Data below:
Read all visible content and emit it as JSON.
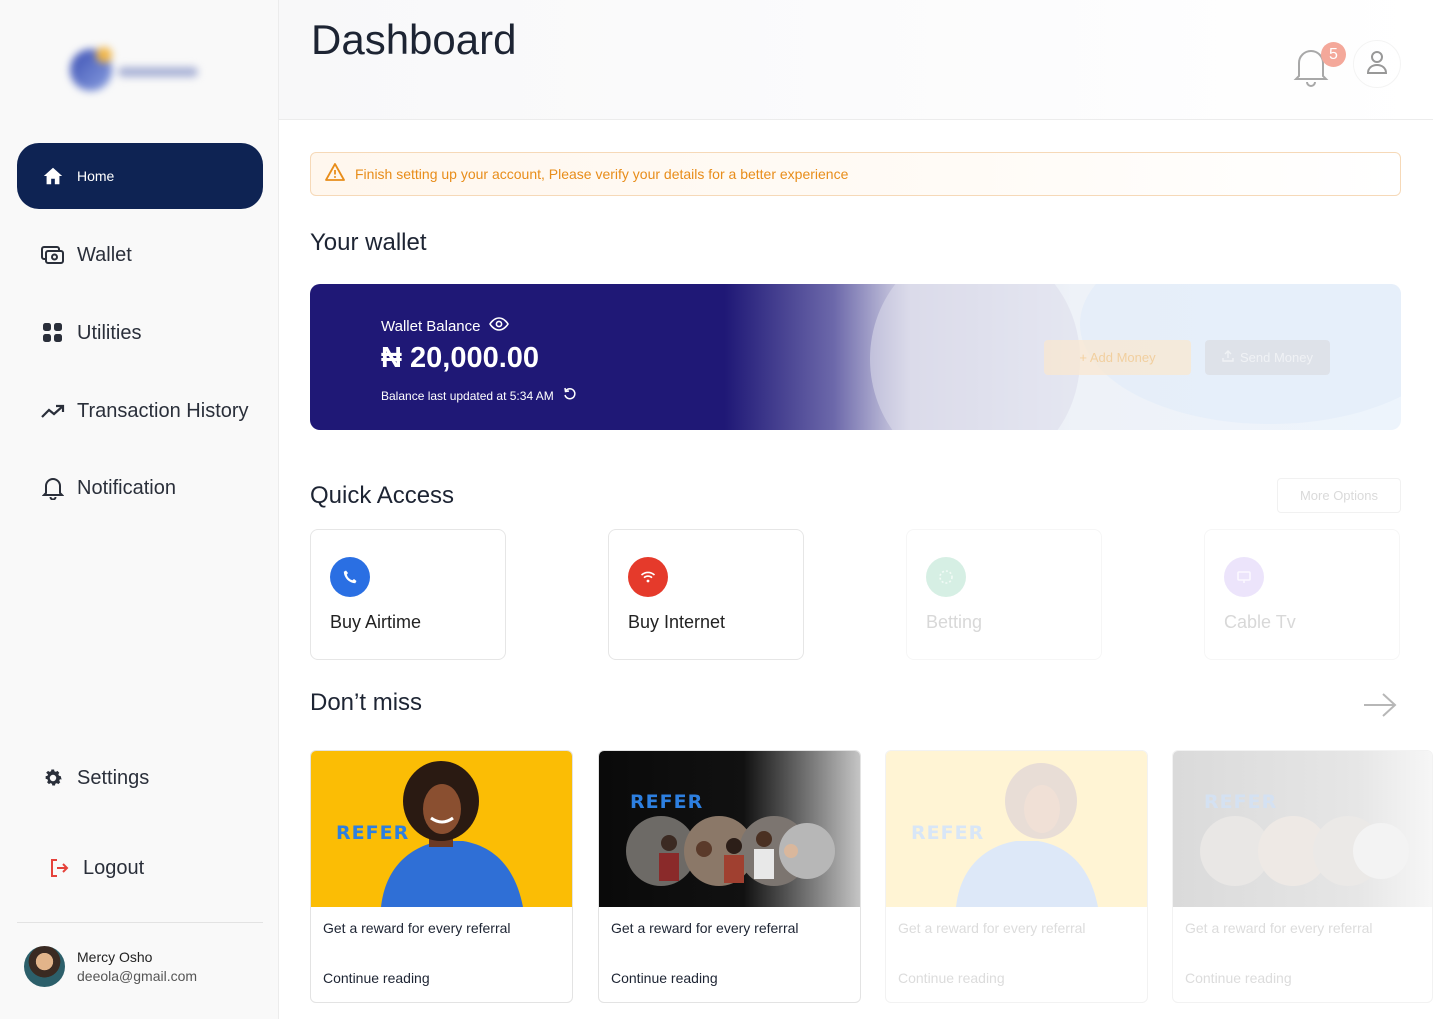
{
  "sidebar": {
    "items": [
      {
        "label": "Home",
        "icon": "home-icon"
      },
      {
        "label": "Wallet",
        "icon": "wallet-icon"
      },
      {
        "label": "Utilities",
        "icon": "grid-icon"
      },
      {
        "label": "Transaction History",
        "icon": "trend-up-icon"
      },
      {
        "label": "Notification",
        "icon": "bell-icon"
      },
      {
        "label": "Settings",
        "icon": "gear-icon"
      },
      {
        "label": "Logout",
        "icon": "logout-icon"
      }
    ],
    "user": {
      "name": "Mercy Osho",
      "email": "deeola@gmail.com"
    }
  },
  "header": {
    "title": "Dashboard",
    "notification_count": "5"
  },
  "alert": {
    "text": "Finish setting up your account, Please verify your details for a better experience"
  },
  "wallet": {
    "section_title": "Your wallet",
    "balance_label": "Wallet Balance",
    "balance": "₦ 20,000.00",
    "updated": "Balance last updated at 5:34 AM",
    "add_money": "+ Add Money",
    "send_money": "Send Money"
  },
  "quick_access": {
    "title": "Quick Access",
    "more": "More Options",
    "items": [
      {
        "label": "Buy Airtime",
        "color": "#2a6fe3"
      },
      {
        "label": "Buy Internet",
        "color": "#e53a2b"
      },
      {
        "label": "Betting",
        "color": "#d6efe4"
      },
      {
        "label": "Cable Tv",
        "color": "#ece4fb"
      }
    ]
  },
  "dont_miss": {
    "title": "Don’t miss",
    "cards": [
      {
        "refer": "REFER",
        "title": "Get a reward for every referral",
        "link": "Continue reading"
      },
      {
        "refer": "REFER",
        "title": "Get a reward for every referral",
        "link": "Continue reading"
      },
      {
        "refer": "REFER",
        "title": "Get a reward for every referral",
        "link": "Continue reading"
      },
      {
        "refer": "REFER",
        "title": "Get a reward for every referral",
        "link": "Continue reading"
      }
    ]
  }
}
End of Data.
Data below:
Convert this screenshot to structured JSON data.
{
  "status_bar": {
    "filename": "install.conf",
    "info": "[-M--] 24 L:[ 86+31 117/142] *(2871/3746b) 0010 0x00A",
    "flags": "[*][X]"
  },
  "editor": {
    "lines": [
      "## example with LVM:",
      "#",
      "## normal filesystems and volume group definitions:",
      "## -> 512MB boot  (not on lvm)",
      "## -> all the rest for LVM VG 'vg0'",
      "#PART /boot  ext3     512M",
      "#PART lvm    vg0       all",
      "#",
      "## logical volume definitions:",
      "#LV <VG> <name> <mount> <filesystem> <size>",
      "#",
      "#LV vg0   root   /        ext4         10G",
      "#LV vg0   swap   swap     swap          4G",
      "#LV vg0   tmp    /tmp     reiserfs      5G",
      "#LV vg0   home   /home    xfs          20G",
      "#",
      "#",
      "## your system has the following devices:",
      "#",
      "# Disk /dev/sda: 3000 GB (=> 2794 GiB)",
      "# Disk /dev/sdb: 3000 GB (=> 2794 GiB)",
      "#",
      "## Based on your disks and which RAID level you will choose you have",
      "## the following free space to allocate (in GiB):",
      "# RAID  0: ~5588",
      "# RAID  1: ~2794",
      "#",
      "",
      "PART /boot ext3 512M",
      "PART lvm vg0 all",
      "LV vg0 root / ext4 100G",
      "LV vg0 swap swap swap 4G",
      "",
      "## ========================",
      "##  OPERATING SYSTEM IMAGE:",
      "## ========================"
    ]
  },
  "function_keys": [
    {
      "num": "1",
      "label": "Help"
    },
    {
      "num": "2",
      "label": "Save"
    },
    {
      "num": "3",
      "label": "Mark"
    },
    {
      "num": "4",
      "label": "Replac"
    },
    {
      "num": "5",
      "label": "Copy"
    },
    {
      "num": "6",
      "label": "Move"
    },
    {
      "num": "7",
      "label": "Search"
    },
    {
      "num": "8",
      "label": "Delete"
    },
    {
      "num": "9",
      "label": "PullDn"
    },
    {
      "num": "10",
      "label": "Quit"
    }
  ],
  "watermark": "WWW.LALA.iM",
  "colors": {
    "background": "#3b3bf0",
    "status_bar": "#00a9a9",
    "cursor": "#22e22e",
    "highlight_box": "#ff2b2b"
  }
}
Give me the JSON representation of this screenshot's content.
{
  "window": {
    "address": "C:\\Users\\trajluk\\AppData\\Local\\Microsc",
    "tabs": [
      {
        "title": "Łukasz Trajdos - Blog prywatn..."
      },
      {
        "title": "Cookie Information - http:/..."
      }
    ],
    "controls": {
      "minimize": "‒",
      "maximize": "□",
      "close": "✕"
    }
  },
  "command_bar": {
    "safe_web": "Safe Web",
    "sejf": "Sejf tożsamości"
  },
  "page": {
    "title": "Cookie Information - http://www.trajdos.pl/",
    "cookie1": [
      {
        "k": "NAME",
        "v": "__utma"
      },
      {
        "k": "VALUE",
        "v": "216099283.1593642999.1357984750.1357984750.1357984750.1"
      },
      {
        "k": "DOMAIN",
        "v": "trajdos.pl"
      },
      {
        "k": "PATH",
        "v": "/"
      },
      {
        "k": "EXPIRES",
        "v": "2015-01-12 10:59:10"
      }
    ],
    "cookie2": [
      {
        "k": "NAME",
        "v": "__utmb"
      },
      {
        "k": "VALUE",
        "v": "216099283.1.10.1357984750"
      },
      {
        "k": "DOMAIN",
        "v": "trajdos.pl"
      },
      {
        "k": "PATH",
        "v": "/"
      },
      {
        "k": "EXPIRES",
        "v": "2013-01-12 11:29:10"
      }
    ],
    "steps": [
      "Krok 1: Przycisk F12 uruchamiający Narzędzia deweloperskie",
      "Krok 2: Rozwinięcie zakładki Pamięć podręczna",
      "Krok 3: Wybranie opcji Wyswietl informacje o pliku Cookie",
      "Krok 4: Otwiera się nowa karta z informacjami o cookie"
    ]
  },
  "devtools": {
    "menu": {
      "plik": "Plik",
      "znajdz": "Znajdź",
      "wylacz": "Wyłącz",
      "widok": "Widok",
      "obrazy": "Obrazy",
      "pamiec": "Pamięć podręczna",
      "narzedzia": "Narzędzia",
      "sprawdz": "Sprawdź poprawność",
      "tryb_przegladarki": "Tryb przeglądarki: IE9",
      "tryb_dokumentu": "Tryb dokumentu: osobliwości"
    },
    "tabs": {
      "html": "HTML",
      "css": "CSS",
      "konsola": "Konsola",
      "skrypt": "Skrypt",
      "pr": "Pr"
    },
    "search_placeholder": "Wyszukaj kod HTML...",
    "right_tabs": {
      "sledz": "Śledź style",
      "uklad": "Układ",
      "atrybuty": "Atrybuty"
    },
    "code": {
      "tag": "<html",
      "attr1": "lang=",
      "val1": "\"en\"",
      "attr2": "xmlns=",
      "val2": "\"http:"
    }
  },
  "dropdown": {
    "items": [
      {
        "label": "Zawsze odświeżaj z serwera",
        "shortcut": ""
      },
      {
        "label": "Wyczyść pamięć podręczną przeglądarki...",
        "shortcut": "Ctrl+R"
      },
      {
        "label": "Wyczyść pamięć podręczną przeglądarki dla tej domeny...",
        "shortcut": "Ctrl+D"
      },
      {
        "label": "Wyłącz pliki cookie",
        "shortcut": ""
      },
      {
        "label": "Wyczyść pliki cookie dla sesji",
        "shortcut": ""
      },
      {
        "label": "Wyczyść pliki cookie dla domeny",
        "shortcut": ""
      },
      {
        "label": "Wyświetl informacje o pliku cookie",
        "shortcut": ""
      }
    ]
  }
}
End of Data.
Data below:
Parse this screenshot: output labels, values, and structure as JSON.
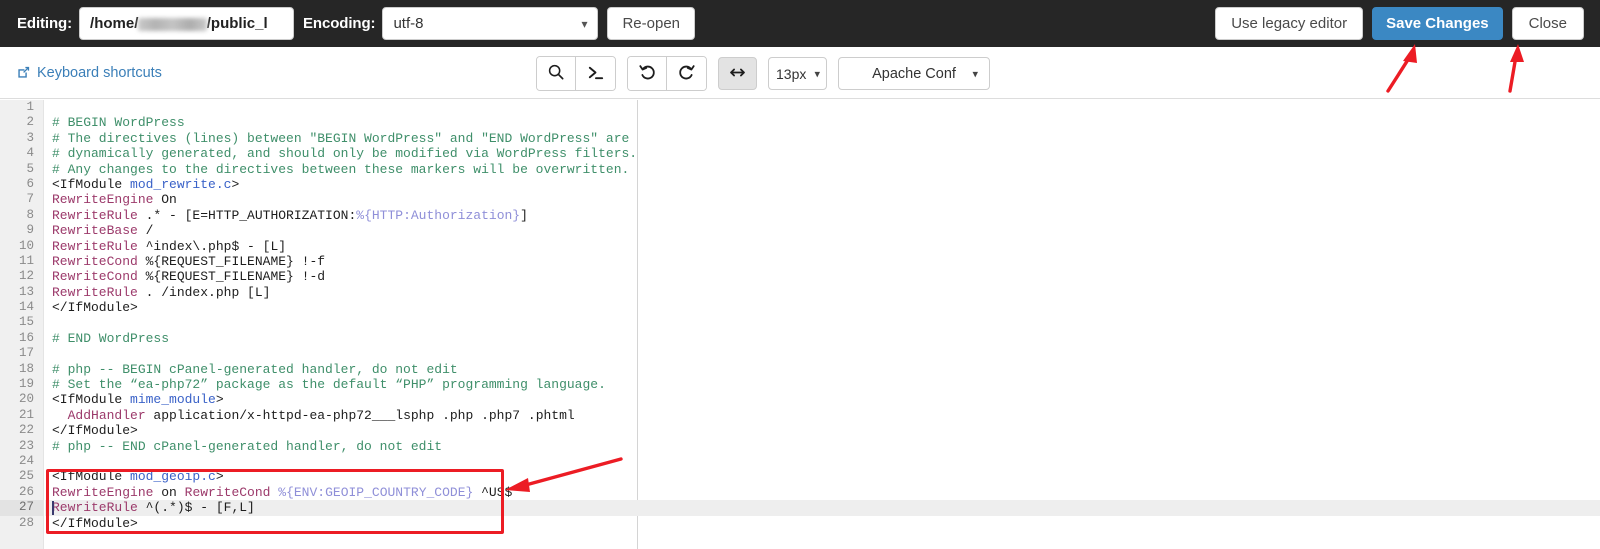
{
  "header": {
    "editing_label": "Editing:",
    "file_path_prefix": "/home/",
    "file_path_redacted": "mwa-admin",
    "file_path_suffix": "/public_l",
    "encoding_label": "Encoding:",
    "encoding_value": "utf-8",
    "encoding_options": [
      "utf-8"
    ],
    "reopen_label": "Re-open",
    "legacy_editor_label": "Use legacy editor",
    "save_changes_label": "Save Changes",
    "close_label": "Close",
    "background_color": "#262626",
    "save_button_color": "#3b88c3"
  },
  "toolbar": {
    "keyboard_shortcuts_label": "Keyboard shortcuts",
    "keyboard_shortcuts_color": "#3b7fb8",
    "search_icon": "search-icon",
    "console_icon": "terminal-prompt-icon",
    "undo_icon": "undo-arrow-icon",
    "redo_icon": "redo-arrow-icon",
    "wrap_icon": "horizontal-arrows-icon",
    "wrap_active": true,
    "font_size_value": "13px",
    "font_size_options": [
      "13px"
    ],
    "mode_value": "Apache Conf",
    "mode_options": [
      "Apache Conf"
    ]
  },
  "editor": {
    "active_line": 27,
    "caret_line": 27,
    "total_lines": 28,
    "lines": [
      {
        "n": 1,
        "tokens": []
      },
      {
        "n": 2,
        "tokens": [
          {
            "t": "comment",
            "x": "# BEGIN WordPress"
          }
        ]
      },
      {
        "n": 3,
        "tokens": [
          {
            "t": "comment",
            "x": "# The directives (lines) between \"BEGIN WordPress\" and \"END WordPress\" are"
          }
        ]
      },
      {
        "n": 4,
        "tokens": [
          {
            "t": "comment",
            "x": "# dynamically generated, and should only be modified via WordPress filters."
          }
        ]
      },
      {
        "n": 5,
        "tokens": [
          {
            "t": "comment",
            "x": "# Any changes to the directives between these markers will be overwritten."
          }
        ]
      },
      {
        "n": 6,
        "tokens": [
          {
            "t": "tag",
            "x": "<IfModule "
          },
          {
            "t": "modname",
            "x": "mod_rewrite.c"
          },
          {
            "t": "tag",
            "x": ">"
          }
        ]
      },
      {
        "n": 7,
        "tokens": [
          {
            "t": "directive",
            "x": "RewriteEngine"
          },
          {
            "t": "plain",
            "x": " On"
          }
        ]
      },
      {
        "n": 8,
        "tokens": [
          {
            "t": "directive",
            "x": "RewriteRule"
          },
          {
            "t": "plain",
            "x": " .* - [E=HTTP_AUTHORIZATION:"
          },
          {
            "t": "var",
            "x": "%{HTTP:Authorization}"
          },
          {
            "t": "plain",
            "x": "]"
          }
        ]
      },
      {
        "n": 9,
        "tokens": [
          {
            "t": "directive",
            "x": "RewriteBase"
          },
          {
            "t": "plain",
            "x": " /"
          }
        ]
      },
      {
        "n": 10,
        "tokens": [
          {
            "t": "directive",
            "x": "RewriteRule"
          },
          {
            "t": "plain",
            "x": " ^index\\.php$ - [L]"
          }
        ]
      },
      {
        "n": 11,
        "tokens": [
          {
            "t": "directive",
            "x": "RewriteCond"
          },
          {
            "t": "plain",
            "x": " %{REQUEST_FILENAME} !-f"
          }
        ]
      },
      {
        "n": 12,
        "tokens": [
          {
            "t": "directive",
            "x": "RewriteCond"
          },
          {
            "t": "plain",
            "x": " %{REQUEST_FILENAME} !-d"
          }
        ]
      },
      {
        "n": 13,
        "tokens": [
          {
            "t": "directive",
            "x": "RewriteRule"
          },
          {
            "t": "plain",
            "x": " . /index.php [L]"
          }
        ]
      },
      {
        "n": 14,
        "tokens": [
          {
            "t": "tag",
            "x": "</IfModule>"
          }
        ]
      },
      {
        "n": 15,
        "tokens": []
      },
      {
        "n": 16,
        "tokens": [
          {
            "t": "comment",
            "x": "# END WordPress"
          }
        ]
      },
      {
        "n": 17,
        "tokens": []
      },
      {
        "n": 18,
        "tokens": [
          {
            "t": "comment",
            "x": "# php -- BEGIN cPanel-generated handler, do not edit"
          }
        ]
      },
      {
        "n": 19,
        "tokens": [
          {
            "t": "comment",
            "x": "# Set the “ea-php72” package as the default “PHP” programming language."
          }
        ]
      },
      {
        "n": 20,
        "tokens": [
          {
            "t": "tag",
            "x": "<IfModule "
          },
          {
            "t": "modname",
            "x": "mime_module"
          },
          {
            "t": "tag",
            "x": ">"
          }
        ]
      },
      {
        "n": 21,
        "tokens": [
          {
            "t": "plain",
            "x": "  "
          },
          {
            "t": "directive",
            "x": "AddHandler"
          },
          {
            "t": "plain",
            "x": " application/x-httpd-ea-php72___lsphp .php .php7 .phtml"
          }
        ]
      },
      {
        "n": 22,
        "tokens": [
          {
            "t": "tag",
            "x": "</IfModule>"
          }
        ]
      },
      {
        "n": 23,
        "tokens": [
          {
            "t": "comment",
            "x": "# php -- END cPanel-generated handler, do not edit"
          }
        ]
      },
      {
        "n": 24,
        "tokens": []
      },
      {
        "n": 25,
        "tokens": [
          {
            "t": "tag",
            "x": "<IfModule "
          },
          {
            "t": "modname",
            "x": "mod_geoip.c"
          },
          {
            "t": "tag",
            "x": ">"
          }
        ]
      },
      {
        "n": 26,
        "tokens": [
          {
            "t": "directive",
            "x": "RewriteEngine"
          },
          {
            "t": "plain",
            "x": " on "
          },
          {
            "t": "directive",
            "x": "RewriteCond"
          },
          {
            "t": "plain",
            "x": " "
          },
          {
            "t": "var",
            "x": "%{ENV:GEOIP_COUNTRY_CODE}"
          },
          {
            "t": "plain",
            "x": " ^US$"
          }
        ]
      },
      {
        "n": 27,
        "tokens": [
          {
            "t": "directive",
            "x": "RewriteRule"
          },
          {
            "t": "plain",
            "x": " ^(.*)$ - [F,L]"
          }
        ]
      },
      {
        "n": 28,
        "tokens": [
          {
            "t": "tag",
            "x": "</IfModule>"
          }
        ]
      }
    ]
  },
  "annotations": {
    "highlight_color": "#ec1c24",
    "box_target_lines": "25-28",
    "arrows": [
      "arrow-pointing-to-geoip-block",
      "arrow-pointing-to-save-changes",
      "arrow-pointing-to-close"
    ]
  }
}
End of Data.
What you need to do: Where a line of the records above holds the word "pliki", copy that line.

Problem solution:
        "label": "Wyłącz pliki cookie",
        "label": "Wyczyść pliki cookie dla sesji",
        "label": "Wyczyść pliki cookie dla domeny",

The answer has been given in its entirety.